A year ago, now, I had an idea for a screenplay that arrived almost fully formed. I wrote it all down just as it came, without doing any of the usual preliminary work, and, as you’d expect, stalled as soon as I’d run out of inspiration: without a foundation of craft, there was nothing to fall back on once the plot holes started to appear. I’ve written about the 12 stages of writing a script in earlier posts about a script writing workshop I’d attended, so, having begun backwards, I’m now going back to the start. In the hope, as ever, that my mistakes expounded will help you to avoid them yourselves, I’m going to use the screenplay I’m working on, as I’m working on it, as an example of how the scriptwriting process works.
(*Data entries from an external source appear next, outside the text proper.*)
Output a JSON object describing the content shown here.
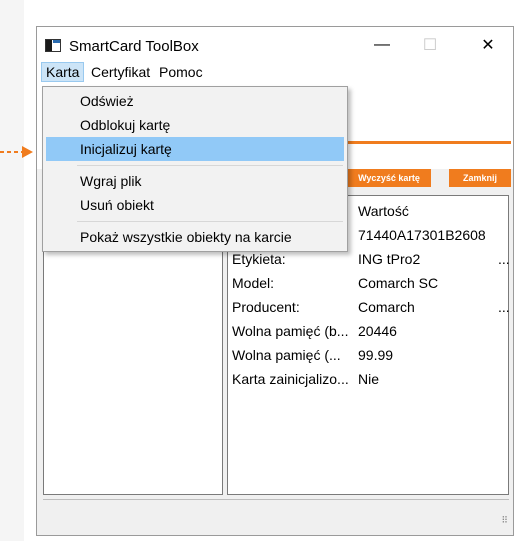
{
  "window": {
    "title": "SmartCard ToolBox",
    "controls": {
      "minimize": "—",
      "maximize": "☐",
      "close": "✕"
    }
  },
  "menubar": {
    "items": [
      {
        "label": "Karta",
        "active": true
      },
      {
        "label": "Certyfikat",
        "active": false
      },
      {
        "label": "Pomoc",
        "active": false
      }
    ]
  },
  "dropdown": {
    "items": [
      {
        "label": "Odśwież",
        "highlighted": false
      },
      {
        "label": "Odblokuj kartę",
        "highlighted": false
      },
      {
        "label": "Inicjalizuj kartę",
        "highlighted": true
      },
      {
        "label": "Wgraj plik",
        "highlighted": false
      },
      {
        "label": "Usuń obiekt",
        "highlighted": false
      },
      {
        "label": "Pokaż wszystkie obiekty na karcie",
        "highlighted": false
      }
    ]
  },
  "toolbar": {
    "wipe_label": "Wyczyść kartę",
    "close_label": "Zamknij"
  },
  "properties": {
    "header_value": "Wartość",
    "rows": [
      {
        "key": "",
        "value": "71440A17301B2608",
        "extra": ""
      },
      {
        "key": "Etykieta:",
        "value": "ING tPro2",
        "extra": "..."
      },
      {
        "key": "Model:",
        "value": "Comarch SC",
        "extra": ""
      },
      {
        "key": "Producent:",
        "value": "Comarch",
        "extra": "..."
      },
      {
        "key": "Wolna pamięć (b...",
        "value": "20446",
        "extra": ""
      },
      {
        "key": "Wolna pamięć (...",
        "value": "99.99",
        "extra": ""
      },
      {
        "key": "Karta zainicjalizo...",
        "value": "Nie",
        "extra": ""
      }
    ]
  },
  "colors": {
    "accent": "#f07c1e",
    "menu_highlight": "#91c9f7",
    "pointer_arrow": "#f07c1e"
  },
  "icons": {
    "pointer": "arrow-right-icon",
    "app": "smartcard-app-icon",
    "resize": "resize-grip-icon"
  }
}
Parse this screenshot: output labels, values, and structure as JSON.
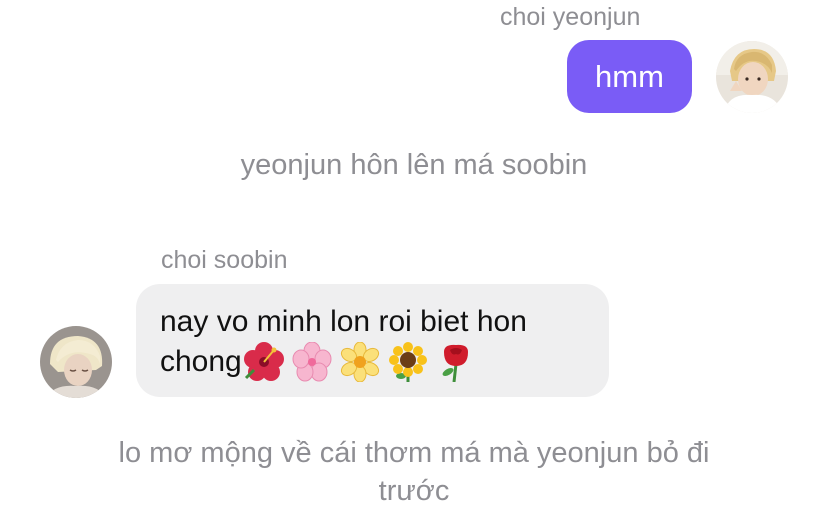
{
  "thread": {
    "outgoing": {
      "sender": "choi yeonjun",
      "text": "hmm"
    },
    "system_1": "yeonjun hôn lên má soobin",
    "incoming": {
      "sender": "choi soobin",
      "text_line1": "nay vo minh lon roi biet hon",
      "text_line2": "chong",
      "emojis": [
        "hibiscus",
        "cherry-blossom",
        "blossom",
        "sunflower",
        "rose"
      ]
    },
    "system_2": "lo mơ mộng về cái thơm má mà yeonjun bỏ đi trước"
  },
  "colors": {
    "outgoing_bubble": "#7a5cf6",
    "incoming_bubble": "#efeff0",
    "meta_text": "#8e8e93"
  }
}
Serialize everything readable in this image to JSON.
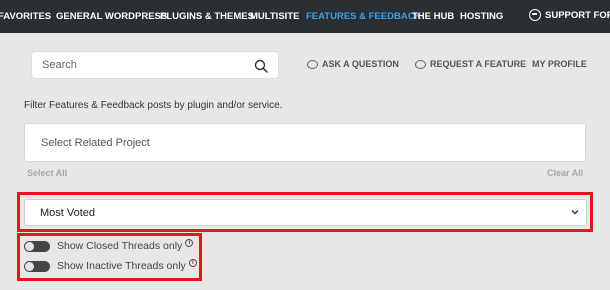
{
  "nav": {
    "items": [
      "FAVORITES",
      "GENERAL WORDPRESS",
      "PLUGINS & THEMES",
      "MULTISITE",
      "FEATURES & FEEDBACK",
      "THE HUB",
      "HOSTING"
    ],
    "active_index": 4,
    "support_label": "SUPPORT FORU",
    "active_color": "#3fa0e6"
  },
  "search": {
    "placeholder": "Search"
  },
  "links": {
    "ask": "ASK A QUESTION",
    "request": "REQUEST A FEATURE",
    "profile": "MY PROFILE"
  },
  "filter": {
    "label": "Filter Features & Feedback posts by plugin and/or service.",
    "project_placeholder": "Select Related Project",
    "select_all": "Select All",
    "clear_all": "Clear All"
  },
  "sort": {
    "selected": "Most Voted"
  },
  "toggles": [
    {
      "label": "Show Closed Threads only",
      "on": false
    },
    {
      "label": "Show Inactive Threads only",
      "on": false
    }
  ],
  "highlight_color": "#e3151d"
}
5. Create a one page synopsis/storyline developing the key moments of the plot with the emphasis on the journey of the main character. Identify the time and place and the timescale in which the journey takes place. Identify the tone; mixing genres is tough and beginners are advised not to do it. Use the 10 Questions to help with this.
The one page synopsis